Brief —
Find every line with the string "date" in the material below and copy it.

══════════

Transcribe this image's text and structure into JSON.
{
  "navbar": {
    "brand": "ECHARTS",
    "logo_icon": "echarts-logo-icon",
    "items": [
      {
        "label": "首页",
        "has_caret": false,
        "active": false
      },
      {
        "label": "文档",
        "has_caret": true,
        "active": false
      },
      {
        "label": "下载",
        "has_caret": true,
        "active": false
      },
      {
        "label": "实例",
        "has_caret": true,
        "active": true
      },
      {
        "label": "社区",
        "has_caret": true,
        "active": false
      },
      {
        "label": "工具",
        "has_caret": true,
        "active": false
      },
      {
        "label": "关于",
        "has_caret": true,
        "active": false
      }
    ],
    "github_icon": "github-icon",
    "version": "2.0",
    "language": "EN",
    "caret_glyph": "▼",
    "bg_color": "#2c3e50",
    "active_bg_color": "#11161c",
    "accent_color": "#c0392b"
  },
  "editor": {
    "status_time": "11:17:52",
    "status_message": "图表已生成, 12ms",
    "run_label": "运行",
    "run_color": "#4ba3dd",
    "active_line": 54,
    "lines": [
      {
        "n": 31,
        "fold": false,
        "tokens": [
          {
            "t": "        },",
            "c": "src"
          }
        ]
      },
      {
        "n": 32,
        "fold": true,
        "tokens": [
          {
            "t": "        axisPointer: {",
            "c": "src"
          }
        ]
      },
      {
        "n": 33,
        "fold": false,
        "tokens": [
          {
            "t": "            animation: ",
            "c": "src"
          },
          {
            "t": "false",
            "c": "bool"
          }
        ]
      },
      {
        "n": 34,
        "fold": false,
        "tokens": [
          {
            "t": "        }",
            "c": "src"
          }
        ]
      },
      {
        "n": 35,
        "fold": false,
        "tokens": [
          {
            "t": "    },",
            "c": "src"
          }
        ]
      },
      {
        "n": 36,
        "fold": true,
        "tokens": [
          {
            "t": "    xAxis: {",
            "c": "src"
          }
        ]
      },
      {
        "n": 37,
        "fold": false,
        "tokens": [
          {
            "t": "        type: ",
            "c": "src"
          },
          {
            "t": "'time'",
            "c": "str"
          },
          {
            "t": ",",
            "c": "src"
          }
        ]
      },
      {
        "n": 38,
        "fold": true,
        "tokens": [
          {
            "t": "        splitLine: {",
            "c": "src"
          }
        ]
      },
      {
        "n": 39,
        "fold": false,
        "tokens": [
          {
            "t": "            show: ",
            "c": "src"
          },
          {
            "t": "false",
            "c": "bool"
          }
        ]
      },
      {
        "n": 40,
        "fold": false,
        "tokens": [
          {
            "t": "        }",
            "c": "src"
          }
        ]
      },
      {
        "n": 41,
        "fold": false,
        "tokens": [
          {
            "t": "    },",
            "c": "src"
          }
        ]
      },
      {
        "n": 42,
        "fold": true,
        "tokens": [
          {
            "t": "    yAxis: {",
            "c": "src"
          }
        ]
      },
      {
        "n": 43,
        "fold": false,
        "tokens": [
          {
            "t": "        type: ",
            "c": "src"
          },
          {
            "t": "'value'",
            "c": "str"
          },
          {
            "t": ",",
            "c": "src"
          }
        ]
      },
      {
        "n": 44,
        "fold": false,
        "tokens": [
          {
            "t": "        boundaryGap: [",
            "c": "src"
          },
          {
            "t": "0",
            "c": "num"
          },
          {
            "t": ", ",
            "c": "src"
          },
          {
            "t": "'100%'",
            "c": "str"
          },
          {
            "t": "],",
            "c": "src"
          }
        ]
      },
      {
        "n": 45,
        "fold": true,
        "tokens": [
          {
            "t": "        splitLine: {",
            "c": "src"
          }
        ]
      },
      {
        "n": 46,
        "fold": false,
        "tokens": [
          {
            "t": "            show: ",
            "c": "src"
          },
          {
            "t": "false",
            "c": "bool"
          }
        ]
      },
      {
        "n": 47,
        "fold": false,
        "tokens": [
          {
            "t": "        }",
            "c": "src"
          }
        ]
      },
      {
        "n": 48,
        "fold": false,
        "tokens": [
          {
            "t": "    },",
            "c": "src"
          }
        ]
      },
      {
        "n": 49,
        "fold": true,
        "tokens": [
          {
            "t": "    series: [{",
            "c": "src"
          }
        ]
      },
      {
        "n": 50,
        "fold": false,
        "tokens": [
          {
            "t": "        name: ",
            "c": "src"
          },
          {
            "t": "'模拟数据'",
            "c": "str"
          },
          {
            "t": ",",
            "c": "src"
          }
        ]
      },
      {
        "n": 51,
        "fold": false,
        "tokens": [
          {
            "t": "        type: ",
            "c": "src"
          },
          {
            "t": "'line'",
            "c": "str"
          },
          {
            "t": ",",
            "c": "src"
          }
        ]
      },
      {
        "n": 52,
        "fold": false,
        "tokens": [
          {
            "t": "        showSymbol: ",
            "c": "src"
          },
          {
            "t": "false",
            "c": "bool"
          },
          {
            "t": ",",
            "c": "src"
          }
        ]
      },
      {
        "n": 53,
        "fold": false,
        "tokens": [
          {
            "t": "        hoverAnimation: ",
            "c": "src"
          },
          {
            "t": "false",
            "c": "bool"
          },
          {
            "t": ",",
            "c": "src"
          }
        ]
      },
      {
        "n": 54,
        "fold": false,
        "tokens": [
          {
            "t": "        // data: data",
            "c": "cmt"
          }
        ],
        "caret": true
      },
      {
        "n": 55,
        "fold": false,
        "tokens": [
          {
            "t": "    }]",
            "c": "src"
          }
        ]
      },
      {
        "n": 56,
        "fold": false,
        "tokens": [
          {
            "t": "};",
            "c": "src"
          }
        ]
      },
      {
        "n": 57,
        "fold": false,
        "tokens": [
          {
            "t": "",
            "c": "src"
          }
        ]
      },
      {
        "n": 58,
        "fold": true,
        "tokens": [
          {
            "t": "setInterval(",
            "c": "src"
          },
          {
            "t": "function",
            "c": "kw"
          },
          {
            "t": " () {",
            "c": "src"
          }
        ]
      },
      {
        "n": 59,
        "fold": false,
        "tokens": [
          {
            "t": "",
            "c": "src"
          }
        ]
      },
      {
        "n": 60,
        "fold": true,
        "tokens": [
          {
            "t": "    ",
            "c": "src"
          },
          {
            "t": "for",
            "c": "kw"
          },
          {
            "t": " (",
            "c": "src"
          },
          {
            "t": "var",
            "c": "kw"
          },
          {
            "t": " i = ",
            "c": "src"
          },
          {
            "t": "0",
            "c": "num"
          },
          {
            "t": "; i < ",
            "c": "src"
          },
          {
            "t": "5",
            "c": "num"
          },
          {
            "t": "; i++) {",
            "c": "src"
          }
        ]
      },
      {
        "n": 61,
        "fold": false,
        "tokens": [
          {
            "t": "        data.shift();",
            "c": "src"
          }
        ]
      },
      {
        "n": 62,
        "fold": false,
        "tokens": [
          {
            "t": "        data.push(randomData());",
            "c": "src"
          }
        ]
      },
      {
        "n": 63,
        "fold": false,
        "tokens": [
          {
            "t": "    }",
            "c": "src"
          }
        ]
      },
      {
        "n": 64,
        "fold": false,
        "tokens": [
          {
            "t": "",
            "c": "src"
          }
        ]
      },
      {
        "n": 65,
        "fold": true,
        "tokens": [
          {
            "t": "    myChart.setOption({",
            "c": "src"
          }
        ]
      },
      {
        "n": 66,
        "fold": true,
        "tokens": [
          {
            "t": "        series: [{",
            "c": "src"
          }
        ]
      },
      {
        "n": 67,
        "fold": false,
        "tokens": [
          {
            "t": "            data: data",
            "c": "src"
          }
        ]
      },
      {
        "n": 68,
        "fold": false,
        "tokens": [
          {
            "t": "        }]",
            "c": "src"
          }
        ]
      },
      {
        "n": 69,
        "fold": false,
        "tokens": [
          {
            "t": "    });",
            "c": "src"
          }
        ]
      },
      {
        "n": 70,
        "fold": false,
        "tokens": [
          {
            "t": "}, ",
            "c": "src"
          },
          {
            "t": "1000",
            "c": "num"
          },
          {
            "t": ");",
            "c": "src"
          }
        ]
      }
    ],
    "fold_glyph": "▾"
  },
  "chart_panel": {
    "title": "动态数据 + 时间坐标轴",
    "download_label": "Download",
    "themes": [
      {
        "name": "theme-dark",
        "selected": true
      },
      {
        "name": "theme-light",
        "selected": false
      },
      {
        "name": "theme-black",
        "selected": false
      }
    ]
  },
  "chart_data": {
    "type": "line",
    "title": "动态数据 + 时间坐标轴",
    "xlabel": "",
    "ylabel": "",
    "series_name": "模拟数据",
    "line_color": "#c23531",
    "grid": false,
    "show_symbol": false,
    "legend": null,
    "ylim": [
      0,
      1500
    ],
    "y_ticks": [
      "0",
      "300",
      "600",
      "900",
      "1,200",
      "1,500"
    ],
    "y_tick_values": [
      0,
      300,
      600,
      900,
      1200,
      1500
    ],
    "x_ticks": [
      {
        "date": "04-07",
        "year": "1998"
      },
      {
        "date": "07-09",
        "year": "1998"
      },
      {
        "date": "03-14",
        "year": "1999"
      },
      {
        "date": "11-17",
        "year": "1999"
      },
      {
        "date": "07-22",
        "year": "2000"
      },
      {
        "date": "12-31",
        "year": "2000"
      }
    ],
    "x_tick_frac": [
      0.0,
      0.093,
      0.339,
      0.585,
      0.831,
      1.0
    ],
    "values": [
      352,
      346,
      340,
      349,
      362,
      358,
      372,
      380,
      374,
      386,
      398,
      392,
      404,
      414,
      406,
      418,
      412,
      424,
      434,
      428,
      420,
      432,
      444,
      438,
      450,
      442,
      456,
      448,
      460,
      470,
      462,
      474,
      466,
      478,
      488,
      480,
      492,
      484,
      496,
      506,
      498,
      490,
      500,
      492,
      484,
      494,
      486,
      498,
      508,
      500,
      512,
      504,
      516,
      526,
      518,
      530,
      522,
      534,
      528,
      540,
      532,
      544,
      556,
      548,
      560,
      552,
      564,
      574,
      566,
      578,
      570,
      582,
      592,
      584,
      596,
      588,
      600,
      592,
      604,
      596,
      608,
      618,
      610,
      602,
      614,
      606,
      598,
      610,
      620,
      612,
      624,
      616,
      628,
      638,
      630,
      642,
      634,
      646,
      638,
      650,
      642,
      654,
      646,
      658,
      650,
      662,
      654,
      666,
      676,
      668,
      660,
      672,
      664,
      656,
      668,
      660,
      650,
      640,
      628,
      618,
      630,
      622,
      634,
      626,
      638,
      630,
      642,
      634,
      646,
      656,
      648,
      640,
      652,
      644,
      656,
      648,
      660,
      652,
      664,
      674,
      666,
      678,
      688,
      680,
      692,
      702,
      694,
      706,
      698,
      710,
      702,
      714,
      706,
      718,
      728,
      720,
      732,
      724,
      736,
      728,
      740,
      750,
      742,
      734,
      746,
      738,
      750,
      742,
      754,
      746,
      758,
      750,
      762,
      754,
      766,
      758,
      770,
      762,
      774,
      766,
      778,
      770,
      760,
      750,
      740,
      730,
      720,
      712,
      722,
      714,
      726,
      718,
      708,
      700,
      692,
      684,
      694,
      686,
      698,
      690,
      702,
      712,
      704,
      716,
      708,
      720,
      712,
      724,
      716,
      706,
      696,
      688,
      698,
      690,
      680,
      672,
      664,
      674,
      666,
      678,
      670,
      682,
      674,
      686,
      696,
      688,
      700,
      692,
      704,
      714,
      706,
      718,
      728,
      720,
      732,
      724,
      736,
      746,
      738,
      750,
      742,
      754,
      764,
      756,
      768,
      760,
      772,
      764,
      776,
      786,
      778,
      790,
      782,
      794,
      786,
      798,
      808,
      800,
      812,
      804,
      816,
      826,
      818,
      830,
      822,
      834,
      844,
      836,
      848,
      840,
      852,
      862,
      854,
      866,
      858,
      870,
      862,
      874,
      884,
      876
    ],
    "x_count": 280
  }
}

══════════

Response —
        "date": "04-07",
        "date": "07-09",
        "date": "03-14",
        "date": "11-17",
        "date": "07-22",
        "date": "12-31",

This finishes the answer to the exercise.